BALTIMORE — Johns Hopkins University has announced that they will be pausing the development of a university police department for at least two years.
The university announced this on Friday via a letter to the community.
"As hundreds of thousands rise in protest here and across the nation, we share the continued anguish and anger at the murder of George Floyd by Minneapolis police, and the unjust loss of so many other Black lives, in the long and grotesque history of systemic racism that has shaped this nation and its institutions," the begin the letter. "This moment of national reckoning implicates all areas of our lives and the work we do together as a learned community. We recognize the ways in which systemic racism impacts unfairly our Black and Brown colleagues, neighbors, students, and staff. We know we must do more as an institution and as individuals to fully realize Johns Hopkins' core commitment to justice, equity, and inclusion, and we are grateful for the many difficult and important conversations that are happening now and that will guide our efforts to listen, to support, and to act."
In the letter they stated that they sought the authorization to build the department due to a surge in violent crime affecting their students, staff and faculty.
They said that they lacked a police department that could help protect them.
Today, we want to speak to the renewed questions and broad concerns about policing in America and the calls to reconsider our decision to create a university police department at Johns Hopkins.
"In seeking this authorization, we embraced without reservation many of the reforms that are now being called for across the country and we hope that legislation can contribute to the wider discussion of the steps needed to realize lawful, nonracist, and publicly accountable sworn policing," the continued.
They state that throughout the process they've been hearing the urgent calls for reconsideration of the way in which public safety in their community is achieved.

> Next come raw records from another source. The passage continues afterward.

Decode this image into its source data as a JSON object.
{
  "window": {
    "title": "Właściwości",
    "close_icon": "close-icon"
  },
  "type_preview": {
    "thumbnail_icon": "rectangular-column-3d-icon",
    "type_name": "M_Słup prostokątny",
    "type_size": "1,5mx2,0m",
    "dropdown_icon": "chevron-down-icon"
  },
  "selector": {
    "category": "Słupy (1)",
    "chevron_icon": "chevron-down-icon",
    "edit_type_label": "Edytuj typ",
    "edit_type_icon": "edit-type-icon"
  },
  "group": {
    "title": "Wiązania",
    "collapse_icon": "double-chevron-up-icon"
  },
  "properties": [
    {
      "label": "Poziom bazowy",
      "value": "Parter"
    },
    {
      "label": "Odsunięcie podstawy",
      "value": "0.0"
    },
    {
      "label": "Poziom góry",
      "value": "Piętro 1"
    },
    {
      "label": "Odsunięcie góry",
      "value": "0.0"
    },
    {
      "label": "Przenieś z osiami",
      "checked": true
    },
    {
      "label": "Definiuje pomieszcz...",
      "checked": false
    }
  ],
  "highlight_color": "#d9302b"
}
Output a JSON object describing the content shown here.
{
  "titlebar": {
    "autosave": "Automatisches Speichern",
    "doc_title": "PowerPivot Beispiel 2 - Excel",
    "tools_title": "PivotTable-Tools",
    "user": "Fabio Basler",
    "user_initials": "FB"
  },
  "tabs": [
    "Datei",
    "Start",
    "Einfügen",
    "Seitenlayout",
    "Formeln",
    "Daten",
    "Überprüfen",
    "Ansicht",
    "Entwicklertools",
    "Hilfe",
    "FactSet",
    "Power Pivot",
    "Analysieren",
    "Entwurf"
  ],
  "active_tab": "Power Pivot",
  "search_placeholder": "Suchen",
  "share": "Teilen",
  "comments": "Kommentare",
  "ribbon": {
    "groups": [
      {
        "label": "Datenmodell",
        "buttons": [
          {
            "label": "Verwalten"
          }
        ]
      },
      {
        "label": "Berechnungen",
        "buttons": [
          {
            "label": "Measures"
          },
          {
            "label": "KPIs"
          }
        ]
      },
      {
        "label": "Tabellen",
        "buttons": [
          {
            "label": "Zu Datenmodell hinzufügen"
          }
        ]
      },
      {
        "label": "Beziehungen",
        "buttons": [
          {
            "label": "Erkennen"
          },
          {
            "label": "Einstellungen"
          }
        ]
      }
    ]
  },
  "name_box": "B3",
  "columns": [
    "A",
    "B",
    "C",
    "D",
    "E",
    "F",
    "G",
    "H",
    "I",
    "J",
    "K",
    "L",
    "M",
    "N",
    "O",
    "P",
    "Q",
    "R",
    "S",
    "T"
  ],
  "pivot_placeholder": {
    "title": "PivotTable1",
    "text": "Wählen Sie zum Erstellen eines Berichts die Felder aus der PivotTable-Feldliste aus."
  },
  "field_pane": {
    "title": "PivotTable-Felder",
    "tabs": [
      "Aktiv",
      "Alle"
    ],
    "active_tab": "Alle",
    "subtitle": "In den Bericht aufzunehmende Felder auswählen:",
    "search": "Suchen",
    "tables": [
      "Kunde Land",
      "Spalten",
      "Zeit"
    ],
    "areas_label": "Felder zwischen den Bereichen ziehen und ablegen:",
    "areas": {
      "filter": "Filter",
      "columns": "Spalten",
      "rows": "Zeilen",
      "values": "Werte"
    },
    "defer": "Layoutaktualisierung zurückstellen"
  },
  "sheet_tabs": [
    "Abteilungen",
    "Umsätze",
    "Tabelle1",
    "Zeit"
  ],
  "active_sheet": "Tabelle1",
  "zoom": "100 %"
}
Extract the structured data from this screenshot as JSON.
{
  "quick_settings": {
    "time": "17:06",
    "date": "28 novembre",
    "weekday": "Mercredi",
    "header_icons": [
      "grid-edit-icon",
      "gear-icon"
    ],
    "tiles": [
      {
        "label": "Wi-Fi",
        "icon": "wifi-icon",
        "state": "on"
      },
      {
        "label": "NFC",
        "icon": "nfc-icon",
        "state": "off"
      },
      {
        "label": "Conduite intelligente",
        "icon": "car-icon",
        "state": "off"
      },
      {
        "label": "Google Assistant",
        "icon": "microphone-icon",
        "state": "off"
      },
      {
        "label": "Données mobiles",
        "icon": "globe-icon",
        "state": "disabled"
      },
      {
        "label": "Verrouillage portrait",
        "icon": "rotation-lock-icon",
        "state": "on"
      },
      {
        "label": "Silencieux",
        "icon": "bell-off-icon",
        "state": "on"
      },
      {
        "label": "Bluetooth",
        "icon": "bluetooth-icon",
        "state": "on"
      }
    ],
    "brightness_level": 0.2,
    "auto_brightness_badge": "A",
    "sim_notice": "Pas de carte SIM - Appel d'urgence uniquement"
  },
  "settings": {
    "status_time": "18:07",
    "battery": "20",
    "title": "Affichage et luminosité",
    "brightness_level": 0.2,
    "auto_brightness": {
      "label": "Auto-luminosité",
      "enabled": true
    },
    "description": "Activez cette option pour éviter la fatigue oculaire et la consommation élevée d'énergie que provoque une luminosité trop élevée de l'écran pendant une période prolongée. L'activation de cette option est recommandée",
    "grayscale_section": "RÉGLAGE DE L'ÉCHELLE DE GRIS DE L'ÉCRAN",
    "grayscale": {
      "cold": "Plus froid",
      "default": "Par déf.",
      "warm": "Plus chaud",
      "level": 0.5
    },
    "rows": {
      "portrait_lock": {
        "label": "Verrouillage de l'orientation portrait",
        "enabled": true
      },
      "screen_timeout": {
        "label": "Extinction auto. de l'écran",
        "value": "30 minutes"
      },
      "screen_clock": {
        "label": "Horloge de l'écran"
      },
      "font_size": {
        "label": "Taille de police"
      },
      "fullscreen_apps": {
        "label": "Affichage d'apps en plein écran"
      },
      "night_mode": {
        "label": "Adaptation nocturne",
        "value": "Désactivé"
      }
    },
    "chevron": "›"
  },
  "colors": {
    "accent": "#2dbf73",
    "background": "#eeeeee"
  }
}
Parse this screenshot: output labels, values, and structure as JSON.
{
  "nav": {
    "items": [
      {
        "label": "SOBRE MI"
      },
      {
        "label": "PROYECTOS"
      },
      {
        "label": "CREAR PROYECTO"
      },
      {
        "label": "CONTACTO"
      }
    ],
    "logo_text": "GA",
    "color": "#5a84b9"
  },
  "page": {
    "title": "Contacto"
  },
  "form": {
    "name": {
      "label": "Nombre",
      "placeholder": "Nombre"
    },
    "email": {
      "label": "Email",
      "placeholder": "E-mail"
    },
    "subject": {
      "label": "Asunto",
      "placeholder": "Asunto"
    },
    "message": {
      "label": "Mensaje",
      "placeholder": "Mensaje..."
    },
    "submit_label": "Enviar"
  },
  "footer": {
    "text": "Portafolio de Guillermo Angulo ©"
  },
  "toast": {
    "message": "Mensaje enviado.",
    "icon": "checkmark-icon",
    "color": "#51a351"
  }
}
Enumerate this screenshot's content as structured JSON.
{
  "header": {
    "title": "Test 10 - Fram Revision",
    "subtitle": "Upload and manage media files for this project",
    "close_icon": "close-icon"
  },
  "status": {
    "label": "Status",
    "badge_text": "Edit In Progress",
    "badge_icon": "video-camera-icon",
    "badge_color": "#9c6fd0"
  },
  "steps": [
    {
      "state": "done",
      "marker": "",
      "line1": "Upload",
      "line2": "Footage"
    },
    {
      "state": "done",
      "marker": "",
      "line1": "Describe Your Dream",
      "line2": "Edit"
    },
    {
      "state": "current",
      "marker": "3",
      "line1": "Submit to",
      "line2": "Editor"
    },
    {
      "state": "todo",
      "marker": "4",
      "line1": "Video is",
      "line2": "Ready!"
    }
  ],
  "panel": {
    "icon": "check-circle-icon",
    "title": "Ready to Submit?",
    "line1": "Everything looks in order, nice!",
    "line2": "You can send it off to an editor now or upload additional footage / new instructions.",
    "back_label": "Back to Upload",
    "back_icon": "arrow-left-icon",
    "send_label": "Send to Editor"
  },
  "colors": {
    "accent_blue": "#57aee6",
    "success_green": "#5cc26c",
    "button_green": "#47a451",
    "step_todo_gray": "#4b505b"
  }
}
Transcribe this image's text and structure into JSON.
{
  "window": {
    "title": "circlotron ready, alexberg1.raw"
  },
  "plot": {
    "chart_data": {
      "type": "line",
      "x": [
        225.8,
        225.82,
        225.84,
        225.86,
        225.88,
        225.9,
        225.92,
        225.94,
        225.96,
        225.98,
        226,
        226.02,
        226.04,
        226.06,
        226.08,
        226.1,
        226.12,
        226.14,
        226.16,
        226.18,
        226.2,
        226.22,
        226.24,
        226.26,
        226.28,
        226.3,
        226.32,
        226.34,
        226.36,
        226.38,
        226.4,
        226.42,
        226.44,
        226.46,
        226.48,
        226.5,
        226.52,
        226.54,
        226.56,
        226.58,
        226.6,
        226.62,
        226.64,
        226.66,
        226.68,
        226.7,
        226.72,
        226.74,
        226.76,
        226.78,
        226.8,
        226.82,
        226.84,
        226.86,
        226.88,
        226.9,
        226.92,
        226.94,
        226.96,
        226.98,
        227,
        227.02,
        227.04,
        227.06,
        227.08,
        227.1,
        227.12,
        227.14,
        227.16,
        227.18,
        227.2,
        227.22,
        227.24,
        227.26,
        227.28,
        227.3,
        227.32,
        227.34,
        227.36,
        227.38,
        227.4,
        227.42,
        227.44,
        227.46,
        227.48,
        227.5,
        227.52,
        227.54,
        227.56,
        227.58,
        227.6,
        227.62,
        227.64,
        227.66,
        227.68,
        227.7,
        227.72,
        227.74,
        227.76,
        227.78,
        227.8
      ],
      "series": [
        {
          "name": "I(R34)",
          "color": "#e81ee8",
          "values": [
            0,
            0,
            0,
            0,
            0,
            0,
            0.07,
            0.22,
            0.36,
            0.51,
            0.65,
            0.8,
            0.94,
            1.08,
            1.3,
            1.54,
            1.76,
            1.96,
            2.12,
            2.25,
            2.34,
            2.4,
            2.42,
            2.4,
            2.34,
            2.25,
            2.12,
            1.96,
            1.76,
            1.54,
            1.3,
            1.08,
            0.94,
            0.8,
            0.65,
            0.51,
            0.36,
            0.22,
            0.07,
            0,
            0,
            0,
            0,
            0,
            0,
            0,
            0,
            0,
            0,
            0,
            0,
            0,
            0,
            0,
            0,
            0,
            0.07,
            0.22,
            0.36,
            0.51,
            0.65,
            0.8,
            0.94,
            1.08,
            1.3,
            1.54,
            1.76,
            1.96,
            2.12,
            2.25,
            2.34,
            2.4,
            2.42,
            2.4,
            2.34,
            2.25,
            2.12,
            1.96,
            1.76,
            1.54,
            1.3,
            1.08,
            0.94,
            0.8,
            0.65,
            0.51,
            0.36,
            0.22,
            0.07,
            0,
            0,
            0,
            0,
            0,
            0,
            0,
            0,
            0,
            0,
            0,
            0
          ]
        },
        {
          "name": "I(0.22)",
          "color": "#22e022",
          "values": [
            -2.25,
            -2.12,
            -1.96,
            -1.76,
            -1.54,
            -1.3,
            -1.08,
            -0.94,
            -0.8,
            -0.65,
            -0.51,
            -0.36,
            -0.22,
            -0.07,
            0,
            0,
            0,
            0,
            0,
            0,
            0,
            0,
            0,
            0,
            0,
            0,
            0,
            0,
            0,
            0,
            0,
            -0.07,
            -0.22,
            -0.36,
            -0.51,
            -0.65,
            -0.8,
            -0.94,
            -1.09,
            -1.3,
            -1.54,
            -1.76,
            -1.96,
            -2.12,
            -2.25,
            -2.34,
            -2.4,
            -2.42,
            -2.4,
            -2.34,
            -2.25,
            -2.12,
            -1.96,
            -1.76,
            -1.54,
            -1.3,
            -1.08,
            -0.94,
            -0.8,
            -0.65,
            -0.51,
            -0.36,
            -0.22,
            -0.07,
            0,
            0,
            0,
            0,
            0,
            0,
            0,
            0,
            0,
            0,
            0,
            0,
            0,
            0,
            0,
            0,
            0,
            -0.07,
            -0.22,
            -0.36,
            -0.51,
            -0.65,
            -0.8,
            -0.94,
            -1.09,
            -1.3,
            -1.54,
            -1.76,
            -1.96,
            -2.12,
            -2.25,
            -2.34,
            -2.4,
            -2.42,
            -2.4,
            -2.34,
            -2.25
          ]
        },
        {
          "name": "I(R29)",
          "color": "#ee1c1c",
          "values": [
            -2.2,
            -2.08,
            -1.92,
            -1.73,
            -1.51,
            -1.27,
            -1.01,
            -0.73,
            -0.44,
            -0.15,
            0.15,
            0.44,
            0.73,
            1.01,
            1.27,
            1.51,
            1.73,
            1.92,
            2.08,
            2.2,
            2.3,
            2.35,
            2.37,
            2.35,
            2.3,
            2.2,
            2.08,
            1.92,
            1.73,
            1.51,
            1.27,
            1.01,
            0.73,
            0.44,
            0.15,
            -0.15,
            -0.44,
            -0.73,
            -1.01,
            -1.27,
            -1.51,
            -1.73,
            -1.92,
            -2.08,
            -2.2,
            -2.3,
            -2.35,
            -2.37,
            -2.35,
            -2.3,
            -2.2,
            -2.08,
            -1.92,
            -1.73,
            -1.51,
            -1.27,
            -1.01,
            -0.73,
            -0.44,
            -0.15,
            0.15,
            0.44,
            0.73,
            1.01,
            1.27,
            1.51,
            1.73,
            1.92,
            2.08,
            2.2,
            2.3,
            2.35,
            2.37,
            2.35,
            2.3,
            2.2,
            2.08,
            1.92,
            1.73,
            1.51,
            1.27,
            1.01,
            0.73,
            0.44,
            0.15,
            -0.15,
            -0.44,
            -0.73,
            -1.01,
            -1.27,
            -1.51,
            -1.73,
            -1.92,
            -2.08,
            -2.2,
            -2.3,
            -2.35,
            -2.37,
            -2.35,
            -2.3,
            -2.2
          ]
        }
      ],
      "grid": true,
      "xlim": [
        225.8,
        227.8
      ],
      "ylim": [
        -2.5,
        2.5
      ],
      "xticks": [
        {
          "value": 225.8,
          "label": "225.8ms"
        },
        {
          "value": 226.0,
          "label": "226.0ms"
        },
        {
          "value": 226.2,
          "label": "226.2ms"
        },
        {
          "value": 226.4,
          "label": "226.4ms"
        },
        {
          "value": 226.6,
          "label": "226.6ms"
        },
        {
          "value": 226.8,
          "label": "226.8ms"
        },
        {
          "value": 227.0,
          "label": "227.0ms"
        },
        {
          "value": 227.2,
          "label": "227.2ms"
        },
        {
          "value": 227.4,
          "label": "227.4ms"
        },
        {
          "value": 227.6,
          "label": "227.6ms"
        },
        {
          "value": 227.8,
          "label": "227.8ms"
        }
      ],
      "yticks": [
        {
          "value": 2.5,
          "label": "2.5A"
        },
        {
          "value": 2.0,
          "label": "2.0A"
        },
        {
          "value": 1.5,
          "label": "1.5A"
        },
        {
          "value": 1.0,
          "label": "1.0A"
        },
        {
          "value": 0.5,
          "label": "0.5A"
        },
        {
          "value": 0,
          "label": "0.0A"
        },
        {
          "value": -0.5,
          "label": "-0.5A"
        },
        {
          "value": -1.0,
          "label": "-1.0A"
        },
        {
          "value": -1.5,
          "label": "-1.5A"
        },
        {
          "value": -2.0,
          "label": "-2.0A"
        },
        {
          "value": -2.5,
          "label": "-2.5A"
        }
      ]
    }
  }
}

"Given the need for us to come together as a community in this enterprise of reimagining public safety, we have decided to pause for at least the next two years the implementation of the JHPD."
The full letter can be read here.